Long-term Environmental Problems, Economic Measures and Physical Indicators
Doctoral thesis, 1996
This thesis consists of five papers and an introduction dealing with various aspects of the use of environmental resources.
In both Paper I, The marginal cost of CO2 emissions, and Paper II, Discounting and distributional considerations in the context of global warming, we analyse the economics of the greenhouse effect. Focus is put on the choice of discount rate. It is shown that this choice is of crucial importance for the cost analysis and that its value can not be determined on objective grounds, mainly since one of the components of the discount rate, the pure rate of time preference, is ultimately a question of value judgements. We argue that the pure rate of time preference should be put equal to zero. Discounting is, however, justified if per capita income grows. But over longer time periods, the growth rate is expected to fall, and this then holds true for the discount rate as well.
In Paper II we also develop a method for weighting costs with respect to the level of income of the group affected. The argument for giving higher weights to damage affecting poor groups or countries is the same as the argument for discounting costs in the future: the assumption of a declining marginal utility of income, implies that the value of one USD loss is higher for a poor than for a rich person. Using standard assumptions about damage functions related to climate change, and including the considerations above, we estimate the marginal cost of CO2 emissions to lie in the range 260-590 USD/ton C (for a time horizon of 300 to 1000 years), an estimate which justifies large emission reductions. The estimate is approximately 50 to 100 times larger than estimates made by Nordhaus. The difference is almost entirely due to the way that future costs and differences in income have been treated.
Environmental damage that remains for a long time can be seen as a debt to future generations. In Paper III, Defining the Generational Environmental Debt, we use neoclassical economics to derive a method for calculating this debt. The Generational Environmental Debt (GED) for past emissions of CO2 is estimated at 10,000 billion USD.
GED can be seen as a monetary indicator of past anthropogenic influence on nature. In Paper IV, Socio-ecological indicators for sustainability, we develop physical indicators which can be used to assess whether societal activities are becoming more sustainable or not. These indicators are characterised by two specific features: (i) they are intended to give early warning signals, and (ii) they are based on a set of general principles or system conditions for sustainability.

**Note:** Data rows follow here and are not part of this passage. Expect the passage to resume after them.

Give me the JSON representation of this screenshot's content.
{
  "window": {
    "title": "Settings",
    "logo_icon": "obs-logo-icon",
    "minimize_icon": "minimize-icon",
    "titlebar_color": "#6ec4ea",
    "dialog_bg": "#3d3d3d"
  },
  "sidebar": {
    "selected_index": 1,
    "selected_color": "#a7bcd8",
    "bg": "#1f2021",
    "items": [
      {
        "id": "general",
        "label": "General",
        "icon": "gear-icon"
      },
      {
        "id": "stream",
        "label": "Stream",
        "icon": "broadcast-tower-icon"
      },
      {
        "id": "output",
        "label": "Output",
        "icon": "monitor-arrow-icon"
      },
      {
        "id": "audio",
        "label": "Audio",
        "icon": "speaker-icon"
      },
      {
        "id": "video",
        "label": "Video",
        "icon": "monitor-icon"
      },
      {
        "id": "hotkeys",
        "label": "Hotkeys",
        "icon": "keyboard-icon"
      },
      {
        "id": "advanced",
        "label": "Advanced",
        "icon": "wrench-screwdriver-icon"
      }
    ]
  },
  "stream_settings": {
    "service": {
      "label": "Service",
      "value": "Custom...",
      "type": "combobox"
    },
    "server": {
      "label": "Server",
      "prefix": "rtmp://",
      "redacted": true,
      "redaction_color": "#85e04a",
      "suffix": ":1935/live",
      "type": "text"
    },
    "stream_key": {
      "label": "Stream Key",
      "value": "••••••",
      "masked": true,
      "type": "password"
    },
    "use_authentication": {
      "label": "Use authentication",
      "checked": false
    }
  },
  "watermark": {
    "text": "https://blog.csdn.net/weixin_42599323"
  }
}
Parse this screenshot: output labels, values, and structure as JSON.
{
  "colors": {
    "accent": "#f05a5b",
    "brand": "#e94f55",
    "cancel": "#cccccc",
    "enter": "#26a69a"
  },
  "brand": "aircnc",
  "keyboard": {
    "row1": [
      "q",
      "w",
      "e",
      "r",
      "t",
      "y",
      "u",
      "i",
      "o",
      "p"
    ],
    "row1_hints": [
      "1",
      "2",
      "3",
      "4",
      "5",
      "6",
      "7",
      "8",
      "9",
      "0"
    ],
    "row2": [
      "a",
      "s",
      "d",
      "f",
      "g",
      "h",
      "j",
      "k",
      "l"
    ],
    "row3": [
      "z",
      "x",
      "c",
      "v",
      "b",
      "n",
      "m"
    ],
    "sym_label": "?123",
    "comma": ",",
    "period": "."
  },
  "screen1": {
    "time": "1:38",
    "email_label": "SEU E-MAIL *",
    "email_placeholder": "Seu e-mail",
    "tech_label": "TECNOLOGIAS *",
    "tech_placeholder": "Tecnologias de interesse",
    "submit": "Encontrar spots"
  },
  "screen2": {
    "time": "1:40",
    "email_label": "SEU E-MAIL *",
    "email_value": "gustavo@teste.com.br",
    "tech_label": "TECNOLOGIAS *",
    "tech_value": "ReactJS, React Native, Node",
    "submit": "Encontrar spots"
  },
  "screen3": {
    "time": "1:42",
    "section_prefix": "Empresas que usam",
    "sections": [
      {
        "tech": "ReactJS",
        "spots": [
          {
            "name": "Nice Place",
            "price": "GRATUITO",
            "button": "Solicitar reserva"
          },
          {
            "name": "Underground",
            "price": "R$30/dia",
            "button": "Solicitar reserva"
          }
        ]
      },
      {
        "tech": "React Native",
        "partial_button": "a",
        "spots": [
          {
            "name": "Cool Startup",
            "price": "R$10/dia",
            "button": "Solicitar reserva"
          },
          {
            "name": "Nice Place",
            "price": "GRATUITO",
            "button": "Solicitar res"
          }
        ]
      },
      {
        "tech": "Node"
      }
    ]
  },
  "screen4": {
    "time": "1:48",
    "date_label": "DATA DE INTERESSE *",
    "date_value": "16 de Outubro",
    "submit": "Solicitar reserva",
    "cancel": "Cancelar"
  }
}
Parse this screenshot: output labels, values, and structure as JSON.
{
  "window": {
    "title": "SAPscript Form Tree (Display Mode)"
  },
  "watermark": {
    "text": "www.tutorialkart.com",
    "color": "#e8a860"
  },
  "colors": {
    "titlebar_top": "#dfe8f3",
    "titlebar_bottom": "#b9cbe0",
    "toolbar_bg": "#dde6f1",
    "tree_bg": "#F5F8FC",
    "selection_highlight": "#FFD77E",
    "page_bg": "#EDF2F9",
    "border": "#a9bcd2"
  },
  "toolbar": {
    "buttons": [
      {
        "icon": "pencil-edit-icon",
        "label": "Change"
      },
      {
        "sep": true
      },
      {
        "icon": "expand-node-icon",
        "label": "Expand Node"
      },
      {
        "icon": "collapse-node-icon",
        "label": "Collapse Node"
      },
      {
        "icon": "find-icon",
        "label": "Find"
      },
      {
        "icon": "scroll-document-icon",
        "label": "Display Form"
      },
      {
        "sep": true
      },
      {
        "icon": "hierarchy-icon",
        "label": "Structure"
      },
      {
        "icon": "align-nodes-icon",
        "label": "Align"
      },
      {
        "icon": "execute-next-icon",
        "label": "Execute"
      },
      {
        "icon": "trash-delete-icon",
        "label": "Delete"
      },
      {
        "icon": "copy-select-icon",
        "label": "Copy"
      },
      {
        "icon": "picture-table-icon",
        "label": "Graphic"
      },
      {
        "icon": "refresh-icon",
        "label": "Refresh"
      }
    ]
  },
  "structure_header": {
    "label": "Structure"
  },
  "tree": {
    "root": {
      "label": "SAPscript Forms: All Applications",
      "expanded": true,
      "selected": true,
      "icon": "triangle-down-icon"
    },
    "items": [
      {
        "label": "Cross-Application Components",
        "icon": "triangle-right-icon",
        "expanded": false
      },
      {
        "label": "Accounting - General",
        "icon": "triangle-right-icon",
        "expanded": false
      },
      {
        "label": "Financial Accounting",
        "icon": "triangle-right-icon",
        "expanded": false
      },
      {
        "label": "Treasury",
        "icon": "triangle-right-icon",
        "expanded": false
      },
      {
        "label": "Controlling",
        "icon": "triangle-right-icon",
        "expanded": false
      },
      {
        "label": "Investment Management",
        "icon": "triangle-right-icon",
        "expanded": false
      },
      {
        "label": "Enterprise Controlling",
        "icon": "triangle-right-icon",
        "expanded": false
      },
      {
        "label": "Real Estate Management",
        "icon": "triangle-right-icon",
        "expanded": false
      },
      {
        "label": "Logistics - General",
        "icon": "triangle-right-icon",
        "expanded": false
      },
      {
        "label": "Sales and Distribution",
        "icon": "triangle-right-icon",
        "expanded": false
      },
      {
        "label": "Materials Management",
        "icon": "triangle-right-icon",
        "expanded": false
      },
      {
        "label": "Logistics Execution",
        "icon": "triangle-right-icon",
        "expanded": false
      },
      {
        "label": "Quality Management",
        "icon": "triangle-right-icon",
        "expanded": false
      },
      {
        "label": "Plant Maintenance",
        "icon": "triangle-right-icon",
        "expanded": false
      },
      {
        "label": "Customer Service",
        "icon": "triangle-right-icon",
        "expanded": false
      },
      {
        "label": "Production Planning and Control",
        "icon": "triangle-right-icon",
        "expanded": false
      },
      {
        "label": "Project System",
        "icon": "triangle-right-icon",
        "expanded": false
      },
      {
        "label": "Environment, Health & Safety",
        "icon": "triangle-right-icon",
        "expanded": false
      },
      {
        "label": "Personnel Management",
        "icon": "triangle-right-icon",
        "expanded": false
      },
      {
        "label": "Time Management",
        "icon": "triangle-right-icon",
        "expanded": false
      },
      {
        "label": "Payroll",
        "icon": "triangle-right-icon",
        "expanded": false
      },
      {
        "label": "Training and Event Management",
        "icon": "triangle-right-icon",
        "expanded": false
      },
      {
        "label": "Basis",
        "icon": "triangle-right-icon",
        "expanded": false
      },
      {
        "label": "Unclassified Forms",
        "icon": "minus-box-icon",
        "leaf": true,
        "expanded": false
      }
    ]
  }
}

In Paper V, Stability analysis of harvesting in a predator-prey model, a classical Lotka-Volterra type of model is used for a predator-prey system with two prey and one predator. The predator is being harvested and the response of the system is investigated for different harvesting strategies. We show that the use of a constant intensity harvest function, instead of a constant harvest quota function, makes the system more stable.
the greenhouse effect